━━━━━ The input ━━━━━
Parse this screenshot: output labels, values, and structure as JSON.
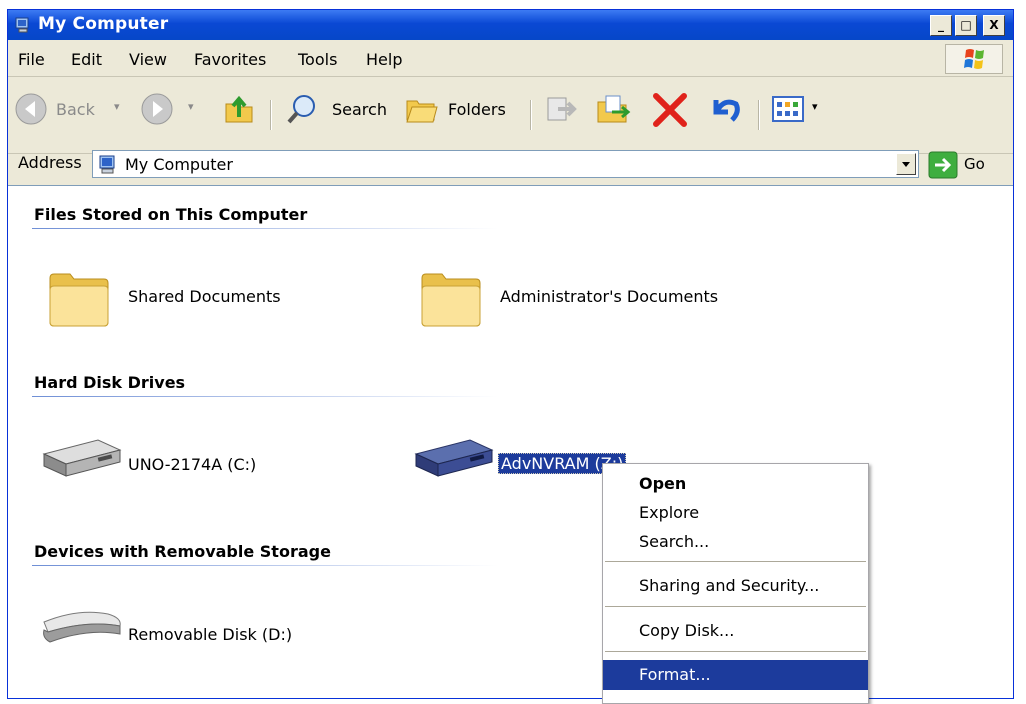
{
  "window": {
    "title": "My Computer"
  },
  "titlebar": {
    "minimize": "_",
    "maximize": "□",
    "close": "X"
  },
  "menu": [
    "File",
    "Edit",
    "View",
    "Favorites",
    "Tools",
    "Help"
  ],
  "toolbar": {
    "back": "Back",
    "search": "Search",
    "folders": "Folders"
  },
  "address": {
    "label": "Address",
    "value": "My Computer",
    "go": "Go"
  },
  "groups": {
    "files": {
      "heading": "Files Stored on This Computer",
      "items": [
        "Shared Documents",
        "Administrator's Documents"
      ]
    },
    "drives": {
      "heading": "Hard Disk Drives",
      "items": [
        "UNO-2174A (C:)",
        "AdvNVRAM (Z:)"
      ]
    },
    "removable": {
      "heading": "Devices with Removable Storage",
      "items": [
        "Removable Disk (D:)"
      ]
    }
  },
  "context_menu": {
    "items": [
      "Open",
      "Explore",
      "Search...",
      "Sharing and Security...",
      "Copy Disk...",
      "Format..."
    ],
    "selected": "Format..."
  },
  "colors": {
    "title_blue": "#0a48d4",
    "selection": "#1c3b9c",
    "chrome": "#ece9d8"
  }
}
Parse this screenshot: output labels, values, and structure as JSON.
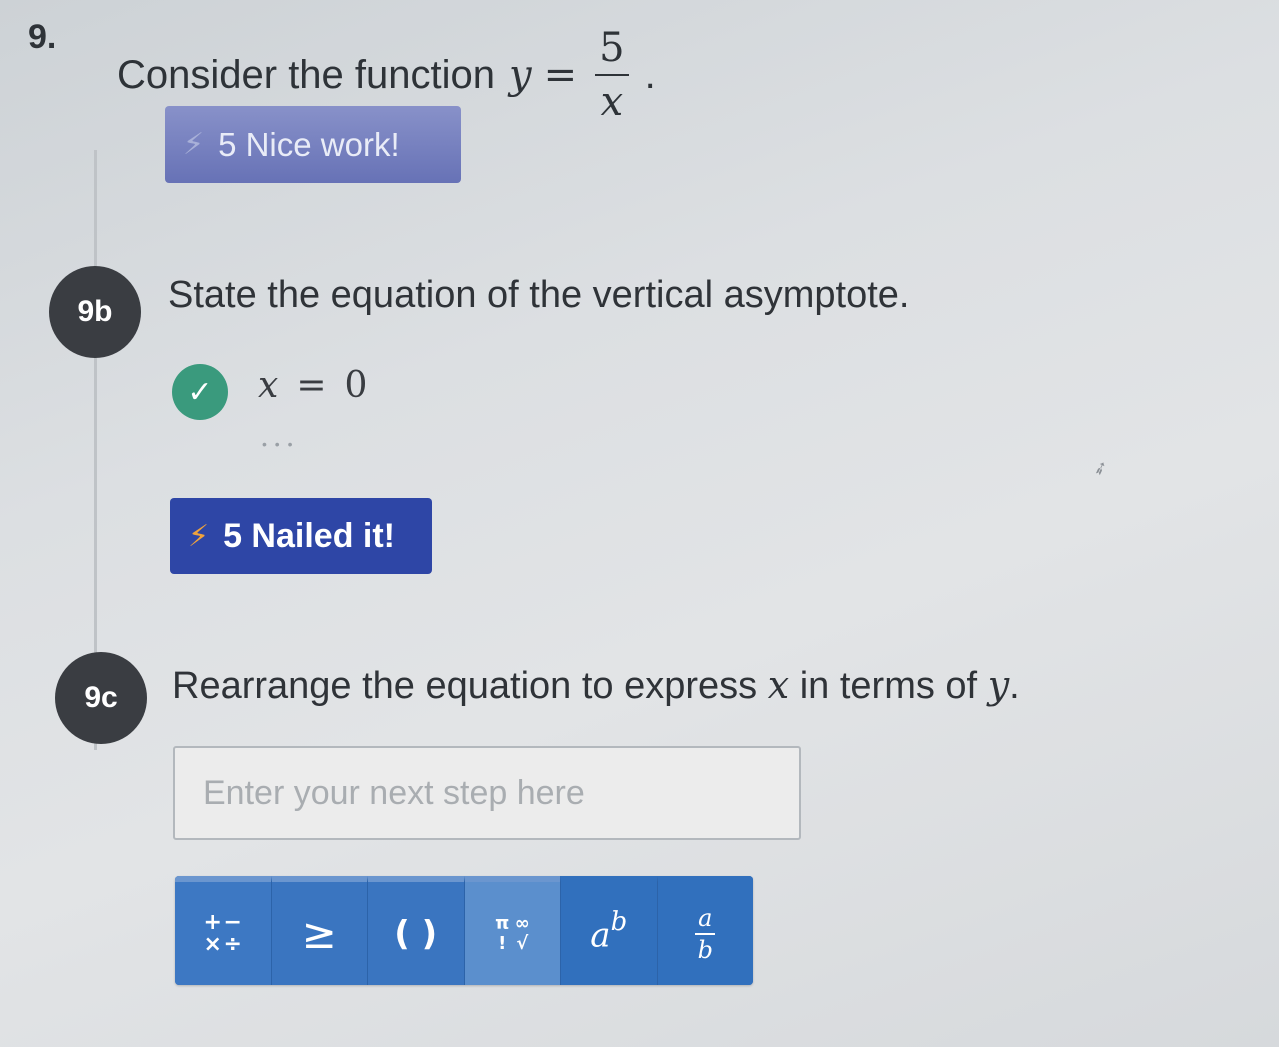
{
  "question": {
    "number": "9.",
    "intro_text": "Consider the function",
    "function": {
      "lhs": "y",
      "equals": "=",
      "numerator": "5",
      "denominator": "x",
      "period": "."
    }
  },
  "badge_first": {
    "icon": "lightning-bolt-icon",
    "text": "5 Nice work!"
  },
  "part_b": {
    "label": "9b",
    "prompt": "State the equation of the vertical asymptote.",
    "answer": {
      "status_icon": "check-icon",
      "lhs": "x",
      "equals": "=",
      "rhs": "0"
    },
    "more": "• • •"
  },
  "badge_second": {
    "icon": "lightning-bolt-icon",
    "text": "5 Nailed it!"
  },
  "part_c": {
    "label": "9c",
    "prompt_pre": "Rearrange the equation to express",
    "var_x": "x",
    "prompt_mid": "in terms of",
    "var_y": "y",
    "prompt_end": ".",
    "input": {
      "value": "",
      "placeholder": "Enter your next step here"
    }
  },
  "toolbar": {
    "ops": [
      "+",
      "−",
      "×",
      "÷"
    ],
    "inequality": "≥",
    "parentheses": "( )",
    "symbols": [
      "π",
      "∞",
      "!",
      "√"
    ],
    "power": {
      "base": "a",
      "exp": "b"
    },
    "fraction": {
      "num": "a",
      "den": "b"
    }
  },
  "colors": {
    "badge_nice": "#6f79bc",
    "badge_nailed": "#2e46a6",
    "bolt": "#f0a33c",
    "check": "#3a9a7d",
    "step_circle": "#3a3d42",
    "toolbar": "#3673bf"
  }
}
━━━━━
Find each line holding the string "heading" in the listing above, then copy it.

      "heading": "Files Stored on This Computer",
      "heading": "Hard Disk Drives",
      "heading": "Devices with Removable Storage",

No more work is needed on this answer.